During my blog's history I have been going on and on about myself: my experiences as an immigrant in Canada and as a part of a multicultural couple. But how about the other side of the coin? How does all this work out for the Canadian underdog, the boyfriend - or "un chum" as they say here in Québec? I asked Alex to write me a guest post about his experiences as the receiving side of this multicultural chaos.
I'm standing in a queue to enter Vancouver Art Gallery, chatting with a friend, when suddenly the man standing in front of us turns around and strikes up a conversation: "Do you mind me asking where you're from?" "From Québec", my friend answers for us. "Québec City."
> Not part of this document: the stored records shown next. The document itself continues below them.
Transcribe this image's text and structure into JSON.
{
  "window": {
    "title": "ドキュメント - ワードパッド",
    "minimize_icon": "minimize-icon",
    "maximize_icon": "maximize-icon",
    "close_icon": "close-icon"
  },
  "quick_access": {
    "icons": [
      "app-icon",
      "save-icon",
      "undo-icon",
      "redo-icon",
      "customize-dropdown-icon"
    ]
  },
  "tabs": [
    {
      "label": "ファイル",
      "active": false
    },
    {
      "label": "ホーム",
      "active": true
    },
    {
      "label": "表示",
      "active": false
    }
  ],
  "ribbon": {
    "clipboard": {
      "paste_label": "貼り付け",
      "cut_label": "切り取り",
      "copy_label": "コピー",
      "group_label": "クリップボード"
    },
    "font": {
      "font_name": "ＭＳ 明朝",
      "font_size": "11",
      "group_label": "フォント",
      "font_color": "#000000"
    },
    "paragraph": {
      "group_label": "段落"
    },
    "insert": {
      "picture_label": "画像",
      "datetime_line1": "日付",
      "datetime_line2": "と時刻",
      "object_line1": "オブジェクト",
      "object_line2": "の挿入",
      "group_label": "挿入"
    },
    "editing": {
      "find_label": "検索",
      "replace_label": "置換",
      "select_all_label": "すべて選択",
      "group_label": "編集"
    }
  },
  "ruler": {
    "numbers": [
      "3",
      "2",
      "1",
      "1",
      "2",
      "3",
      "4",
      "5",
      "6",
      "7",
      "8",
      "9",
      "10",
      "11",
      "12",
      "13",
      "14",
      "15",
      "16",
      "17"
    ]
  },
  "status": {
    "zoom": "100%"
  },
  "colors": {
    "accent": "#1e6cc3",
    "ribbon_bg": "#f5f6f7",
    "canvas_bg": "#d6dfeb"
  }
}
6 days ago I boarded a plane away from my life in Québec. As the plane took off and I got my last glimpse of the city lights of Montréal in the dimming night, I knew I had turned my back for all that could have been: my temporary work permit could have been extended, turned into a permanent residence, and in the end, maybe one day, I would have held my Canadian passport in my own trembling hands after having cheerfully chanted the lyrics of O, Canada in front of a jury. In the very end, if…
Looking for advice on how to survive that monster, long-distance? Look no further, 'cause you're with a professional. 4 different partners, a total of 2 years of expensive phone calls and lonely nights. My current boyfriend of 3 years and I survived over a year of trans-Atlantic love. What works? What doesn't work? I swear by now I have seen it all.
My Canadian SO is the comic relief of my blog, and he's at it again. This post by Alex is a window to his Canadian mind, experiencing Finland as an outsider. Stereotypes confirmed, stereotypes broken? How do Finland and Finns seem for someone from the Great White North?
You know what& annoying? You know what& even more annoying? Migrating in the EU with a non-EU citizen.
"You're from Finland? But isn't that like one of the best countries in the world? Why on earth would you move somewhere else?" You can't imagine how often I've heard this. I'm so used to explaining my current whereabouts it has become like a mantra created solely to make people understand my motives for emigration. So what pushed me to leave Finland and seek life elsewhere?
Many people live in the illusion that living a life abroad is somehow different to normal - and sometimes it definitely can be. However, for the most part, us immigrants struggle with the same daily tasks and errands as our home team back in the Old Continent. But what is different, and what is the same? How does a normal day in the life of a Finn in French-speaking Canada look like? How is it to work in a major video game company abroad?